The fourth instalment of the Principles of Fire Safety series looks at smoke, gas and flame detectors. Again, research and development has continued to improve well established detection technologies and provided an array of new technologies to improve fire detection while also being less susceptible to the causes of false alarms.
The Principles of Fire Safety series is a suite of documents published by Firewize to promote continuing development and education amongst people working in the fire industry.
This series seeks to provide a very basic understanding of the concepts discussed, and must not be relied upon for specific technical advice.
A fire detection & alarm system is an assembly of equipment comprising control & indicating equipment, primary and secondary power supply, cabling, fire detectors or other inputs such as pressure switches, flow switches and the like.

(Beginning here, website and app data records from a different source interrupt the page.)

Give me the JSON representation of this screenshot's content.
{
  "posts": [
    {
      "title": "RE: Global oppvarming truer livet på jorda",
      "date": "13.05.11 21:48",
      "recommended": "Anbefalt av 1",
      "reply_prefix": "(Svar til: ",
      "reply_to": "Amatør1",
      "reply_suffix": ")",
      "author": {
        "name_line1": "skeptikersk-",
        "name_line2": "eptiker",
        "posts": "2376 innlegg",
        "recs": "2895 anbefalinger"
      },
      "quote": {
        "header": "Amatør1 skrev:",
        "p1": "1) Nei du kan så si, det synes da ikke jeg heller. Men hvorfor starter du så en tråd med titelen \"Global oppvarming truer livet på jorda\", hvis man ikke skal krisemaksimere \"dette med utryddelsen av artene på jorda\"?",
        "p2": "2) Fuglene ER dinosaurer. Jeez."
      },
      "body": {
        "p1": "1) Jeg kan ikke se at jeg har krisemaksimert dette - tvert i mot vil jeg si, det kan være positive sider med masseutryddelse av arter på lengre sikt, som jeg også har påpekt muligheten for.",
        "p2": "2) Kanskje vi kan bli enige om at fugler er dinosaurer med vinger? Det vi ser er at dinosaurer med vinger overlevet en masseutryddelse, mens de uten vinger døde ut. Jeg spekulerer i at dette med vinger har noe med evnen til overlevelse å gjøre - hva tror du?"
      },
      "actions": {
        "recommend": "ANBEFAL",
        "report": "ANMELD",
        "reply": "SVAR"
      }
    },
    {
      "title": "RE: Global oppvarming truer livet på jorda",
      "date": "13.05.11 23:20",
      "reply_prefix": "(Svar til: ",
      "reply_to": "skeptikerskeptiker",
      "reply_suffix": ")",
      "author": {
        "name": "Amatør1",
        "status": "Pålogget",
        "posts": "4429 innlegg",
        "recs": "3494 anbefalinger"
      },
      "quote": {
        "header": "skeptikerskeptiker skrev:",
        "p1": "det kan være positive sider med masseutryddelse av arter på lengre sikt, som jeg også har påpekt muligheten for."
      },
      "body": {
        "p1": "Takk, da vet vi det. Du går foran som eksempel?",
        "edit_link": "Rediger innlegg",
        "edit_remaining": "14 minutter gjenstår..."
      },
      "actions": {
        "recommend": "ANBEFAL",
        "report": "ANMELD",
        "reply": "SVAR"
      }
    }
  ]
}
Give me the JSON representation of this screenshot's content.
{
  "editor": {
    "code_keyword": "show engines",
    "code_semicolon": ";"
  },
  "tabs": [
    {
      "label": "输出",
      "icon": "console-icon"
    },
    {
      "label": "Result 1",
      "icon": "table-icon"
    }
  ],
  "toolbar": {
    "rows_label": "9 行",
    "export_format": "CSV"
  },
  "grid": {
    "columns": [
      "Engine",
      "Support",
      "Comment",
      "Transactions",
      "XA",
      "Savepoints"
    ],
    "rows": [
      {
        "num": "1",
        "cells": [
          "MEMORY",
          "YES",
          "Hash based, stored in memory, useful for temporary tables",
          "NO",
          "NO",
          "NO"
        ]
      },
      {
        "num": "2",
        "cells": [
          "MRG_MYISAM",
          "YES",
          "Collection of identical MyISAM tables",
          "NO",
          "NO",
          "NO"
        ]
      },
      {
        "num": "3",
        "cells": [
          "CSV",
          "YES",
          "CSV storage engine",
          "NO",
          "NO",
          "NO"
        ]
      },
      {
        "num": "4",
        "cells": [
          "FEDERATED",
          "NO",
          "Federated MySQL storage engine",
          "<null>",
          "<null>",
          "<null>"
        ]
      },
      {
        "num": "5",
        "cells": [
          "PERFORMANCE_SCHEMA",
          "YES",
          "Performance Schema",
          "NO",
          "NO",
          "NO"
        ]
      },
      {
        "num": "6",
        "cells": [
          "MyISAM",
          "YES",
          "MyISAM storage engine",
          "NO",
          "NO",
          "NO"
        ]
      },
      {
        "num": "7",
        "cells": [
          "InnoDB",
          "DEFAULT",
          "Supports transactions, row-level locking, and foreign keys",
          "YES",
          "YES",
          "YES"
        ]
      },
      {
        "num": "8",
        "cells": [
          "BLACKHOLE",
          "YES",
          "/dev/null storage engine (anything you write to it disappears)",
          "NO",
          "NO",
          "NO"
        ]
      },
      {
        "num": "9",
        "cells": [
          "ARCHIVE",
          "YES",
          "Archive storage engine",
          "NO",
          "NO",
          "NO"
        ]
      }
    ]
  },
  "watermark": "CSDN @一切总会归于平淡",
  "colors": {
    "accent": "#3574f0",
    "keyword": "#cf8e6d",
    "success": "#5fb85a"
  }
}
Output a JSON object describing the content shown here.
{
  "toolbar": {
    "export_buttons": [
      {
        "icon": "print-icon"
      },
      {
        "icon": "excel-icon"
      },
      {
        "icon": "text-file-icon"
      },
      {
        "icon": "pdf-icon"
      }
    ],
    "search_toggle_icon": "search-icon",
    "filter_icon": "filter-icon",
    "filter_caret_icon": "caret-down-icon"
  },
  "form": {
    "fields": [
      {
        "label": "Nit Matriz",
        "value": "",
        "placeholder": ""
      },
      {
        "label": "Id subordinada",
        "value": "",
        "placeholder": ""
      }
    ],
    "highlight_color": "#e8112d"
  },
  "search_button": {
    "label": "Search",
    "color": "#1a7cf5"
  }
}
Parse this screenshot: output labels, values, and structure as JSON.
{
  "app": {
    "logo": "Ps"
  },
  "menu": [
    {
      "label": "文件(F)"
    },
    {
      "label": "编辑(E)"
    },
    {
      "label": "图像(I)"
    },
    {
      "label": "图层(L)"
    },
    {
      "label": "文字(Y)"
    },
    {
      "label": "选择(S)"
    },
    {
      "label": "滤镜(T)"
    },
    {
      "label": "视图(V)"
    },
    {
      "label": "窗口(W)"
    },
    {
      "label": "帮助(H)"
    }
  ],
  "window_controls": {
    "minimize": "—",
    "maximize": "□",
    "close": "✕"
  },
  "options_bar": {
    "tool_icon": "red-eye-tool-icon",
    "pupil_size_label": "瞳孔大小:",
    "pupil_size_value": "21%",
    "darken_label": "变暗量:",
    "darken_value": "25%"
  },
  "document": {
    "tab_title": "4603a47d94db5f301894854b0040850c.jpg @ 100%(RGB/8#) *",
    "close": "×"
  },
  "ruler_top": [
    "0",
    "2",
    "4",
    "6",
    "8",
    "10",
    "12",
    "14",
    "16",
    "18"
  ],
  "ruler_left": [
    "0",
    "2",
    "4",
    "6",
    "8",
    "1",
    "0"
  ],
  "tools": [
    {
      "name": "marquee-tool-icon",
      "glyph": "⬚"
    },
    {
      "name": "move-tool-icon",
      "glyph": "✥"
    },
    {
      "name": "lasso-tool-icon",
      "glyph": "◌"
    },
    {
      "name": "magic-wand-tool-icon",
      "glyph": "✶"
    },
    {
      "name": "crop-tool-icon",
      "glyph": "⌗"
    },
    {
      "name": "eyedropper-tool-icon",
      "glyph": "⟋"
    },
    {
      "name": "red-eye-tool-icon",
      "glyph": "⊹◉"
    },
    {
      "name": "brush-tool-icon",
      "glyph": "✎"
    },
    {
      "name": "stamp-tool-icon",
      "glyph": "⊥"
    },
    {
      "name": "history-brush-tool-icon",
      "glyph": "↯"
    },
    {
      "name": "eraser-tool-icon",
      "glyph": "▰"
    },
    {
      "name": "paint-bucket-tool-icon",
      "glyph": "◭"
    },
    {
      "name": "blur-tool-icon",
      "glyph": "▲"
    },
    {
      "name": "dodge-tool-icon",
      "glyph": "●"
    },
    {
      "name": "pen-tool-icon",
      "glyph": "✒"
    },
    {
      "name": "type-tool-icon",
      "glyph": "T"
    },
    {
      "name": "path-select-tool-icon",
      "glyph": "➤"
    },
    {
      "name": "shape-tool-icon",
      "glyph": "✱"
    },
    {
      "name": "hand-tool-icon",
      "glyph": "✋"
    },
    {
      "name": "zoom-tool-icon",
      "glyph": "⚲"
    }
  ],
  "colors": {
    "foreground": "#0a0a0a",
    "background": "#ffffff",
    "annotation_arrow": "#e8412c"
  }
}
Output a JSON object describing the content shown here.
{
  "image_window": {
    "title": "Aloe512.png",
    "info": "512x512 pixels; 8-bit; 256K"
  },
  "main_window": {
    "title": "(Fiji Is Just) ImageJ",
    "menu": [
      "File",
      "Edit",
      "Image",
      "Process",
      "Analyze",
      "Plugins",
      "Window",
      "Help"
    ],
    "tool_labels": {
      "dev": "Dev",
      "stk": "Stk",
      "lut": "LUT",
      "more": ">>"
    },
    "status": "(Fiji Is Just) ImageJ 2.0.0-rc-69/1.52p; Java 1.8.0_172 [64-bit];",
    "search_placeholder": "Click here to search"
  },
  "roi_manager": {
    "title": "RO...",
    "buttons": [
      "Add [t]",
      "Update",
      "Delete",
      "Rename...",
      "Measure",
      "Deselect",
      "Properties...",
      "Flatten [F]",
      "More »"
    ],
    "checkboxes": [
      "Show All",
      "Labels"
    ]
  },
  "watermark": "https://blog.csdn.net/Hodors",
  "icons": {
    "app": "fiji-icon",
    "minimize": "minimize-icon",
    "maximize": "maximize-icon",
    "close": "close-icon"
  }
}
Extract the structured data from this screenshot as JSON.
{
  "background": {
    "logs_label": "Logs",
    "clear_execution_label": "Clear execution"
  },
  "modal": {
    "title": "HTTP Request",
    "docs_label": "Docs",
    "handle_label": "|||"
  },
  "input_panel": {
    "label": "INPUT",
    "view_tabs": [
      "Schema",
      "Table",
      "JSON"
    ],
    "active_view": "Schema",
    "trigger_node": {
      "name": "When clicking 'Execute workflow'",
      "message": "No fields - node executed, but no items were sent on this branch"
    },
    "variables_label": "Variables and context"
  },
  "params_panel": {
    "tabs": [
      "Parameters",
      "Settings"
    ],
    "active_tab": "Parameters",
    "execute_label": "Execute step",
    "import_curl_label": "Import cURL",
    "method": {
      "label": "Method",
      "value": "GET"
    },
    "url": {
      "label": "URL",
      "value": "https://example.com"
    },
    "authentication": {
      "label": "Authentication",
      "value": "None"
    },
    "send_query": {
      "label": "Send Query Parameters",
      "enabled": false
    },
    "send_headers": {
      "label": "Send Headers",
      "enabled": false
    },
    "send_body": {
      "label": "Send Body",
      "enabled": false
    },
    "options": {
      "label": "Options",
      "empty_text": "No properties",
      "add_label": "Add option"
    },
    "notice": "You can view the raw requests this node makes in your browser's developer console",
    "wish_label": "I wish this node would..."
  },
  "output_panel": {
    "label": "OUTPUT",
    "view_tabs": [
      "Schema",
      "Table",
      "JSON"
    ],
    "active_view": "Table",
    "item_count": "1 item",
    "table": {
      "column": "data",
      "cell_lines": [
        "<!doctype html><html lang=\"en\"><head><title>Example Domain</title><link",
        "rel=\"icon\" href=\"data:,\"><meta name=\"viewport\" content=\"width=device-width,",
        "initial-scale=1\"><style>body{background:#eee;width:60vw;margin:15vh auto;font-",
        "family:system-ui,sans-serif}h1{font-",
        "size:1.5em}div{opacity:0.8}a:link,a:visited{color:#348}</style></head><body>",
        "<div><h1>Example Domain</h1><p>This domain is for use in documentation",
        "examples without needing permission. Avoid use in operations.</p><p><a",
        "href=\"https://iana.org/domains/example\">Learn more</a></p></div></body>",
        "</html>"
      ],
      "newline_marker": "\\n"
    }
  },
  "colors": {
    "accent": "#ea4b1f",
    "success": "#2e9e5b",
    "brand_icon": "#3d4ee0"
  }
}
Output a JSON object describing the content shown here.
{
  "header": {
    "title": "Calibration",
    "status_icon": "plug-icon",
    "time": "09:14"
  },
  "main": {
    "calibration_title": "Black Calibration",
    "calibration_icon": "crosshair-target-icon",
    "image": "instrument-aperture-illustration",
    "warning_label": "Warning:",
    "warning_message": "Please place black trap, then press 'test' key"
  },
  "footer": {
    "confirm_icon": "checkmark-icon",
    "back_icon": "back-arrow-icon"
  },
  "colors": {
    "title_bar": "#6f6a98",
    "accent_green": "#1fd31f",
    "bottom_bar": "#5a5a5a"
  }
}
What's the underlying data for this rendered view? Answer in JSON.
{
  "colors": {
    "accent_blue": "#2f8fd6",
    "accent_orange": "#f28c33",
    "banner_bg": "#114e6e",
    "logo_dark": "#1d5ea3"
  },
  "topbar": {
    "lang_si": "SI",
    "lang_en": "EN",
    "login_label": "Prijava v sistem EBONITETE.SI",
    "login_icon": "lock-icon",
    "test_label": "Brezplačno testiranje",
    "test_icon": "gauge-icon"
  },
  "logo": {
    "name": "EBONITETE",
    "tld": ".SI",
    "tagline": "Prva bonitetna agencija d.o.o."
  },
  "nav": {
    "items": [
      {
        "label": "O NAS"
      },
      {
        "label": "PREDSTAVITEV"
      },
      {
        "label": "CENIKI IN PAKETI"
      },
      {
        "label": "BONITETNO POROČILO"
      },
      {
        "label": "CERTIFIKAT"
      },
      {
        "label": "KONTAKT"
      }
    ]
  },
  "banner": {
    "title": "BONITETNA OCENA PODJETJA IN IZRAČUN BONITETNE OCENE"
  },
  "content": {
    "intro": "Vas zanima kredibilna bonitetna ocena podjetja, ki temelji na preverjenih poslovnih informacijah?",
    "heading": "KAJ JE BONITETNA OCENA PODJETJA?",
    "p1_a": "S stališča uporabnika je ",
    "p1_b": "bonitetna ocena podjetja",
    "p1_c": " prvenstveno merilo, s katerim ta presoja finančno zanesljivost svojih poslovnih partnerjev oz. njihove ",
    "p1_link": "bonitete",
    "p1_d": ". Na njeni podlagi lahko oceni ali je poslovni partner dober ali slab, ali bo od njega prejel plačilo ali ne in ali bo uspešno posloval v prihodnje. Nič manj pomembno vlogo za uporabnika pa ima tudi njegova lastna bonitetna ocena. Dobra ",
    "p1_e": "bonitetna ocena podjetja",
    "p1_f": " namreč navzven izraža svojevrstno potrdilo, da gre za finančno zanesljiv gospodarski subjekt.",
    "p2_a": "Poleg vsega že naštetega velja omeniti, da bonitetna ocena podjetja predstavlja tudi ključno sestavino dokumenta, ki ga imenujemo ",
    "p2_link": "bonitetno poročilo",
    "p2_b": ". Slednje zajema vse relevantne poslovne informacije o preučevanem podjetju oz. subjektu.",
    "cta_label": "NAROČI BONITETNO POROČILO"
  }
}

This document has been written to provide guidance to people on the risks, hazards, appropriate methods, procedures or actions related to disabling (isolating) zones, detectors, ancillaries or the Alarm Signalling Equipment on a fire detection & alarm system.
For many of us, the first time we learn about an emergency, is when we hear the telltale signs of an emergency warning system in operation.
A emergency warning system is a life safety system installed to safeguard occupants from illness or injury by warning them of a fire or emergency and to safeguard occupants during the orderly evacuation of a building in an emergency. They assist in these two functions by;
- providing mass notification of an emergency; and
- providing a method to communicate with and direct building occupants in the event of an emergency.
A portable fire extinguisher by definition is an item of equipment for the purpose of extinguishing a fire. The reality is however that a portable fire extinguisher is effective only for the type and size of a fire that it is rated for.
Portable fire extinguishers are generally provided as "first attack" units in fire fighting and should be used only in early stages of fire before the fire grows to a stage that is beyond the capacity of the extinguisher. There are broadly six types of fire extinguisher; Water, Foam, Wet Chemical, Dry Chemical Powder, Vaporising Liquid and Carbon Dioxide. The selection of an extinguisher must be made with the class of fire in mind.